### YOUR TASK
Go through the material below and return each line with the string "title" in it.

### EXTRACTED RECORDS

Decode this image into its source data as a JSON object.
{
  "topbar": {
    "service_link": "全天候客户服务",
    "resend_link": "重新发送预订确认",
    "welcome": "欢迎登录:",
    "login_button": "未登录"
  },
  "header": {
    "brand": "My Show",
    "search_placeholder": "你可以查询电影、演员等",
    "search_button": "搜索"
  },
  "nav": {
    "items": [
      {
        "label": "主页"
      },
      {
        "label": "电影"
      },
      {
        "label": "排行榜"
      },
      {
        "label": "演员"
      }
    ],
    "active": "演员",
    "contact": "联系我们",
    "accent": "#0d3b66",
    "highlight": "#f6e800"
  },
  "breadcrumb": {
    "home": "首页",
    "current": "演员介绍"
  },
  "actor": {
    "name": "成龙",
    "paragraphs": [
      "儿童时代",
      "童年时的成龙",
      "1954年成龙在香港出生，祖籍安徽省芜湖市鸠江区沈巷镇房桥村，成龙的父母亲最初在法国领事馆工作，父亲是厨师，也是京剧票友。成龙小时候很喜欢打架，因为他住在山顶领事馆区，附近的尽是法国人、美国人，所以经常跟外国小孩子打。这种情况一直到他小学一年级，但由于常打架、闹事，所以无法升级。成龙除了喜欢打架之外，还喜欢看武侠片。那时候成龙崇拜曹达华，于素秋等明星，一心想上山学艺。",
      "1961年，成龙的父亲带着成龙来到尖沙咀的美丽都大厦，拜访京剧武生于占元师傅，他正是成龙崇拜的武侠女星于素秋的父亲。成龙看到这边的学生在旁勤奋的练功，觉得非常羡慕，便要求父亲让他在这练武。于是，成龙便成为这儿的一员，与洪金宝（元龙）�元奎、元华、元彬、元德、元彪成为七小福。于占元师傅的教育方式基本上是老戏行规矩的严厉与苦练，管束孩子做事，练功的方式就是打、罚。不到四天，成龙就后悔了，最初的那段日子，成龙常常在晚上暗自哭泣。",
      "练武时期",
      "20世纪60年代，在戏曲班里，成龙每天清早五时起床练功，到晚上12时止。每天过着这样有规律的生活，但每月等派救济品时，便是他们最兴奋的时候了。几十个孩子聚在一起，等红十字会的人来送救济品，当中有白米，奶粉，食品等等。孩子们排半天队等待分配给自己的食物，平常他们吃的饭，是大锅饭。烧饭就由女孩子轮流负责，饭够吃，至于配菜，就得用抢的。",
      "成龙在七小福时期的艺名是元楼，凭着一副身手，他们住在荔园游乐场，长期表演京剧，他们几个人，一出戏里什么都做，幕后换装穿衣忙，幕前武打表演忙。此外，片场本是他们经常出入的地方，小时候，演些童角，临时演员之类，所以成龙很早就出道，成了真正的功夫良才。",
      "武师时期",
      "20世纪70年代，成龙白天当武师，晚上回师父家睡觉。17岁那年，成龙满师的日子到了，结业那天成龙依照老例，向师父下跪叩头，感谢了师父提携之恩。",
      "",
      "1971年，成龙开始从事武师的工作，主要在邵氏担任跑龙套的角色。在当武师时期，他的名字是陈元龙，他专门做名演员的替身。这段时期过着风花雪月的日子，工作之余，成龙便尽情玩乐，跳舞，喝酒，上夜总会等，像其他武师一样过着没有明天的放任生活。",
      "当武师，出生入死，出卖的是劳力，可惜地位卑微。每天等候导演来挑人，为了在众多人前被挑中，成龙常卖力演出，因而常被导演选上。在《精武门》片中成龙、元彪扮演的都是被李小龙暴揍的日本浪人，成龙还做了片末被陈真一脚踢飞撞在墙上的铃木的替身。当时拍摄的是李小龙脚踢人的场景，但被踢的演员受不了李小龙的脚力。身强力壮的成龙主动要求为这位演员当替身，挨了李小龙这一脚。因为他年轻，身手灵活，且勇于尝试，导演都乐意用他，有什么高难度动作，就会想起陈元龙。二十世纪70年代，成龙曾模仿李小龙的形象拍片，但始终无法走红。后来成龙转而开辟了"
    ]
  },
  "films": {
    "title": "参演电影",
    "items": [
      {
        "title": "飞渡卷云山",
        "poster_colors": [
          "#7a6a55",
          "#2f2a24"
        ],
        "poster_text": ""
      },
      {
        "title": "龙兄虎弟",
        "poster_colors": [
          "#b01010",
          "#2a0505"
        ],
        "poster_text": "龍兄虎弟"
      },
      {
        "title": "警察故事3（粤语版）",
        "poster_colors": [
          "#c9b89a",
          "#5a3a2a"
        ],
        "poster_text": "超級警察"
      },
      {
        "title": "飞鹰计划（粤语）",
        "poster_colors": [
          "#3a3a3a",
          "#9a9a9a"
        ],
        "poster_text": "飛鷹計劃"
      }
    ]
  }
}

### ANSWER FOR THIS EXERCISE
    "title": "参演电影",
        "title": "飞渡卷云山",
        "title": "龙兄虎弟",
        "title": "警察故事3（粤语版）",
        "title": "飞鹰计划（粤语）",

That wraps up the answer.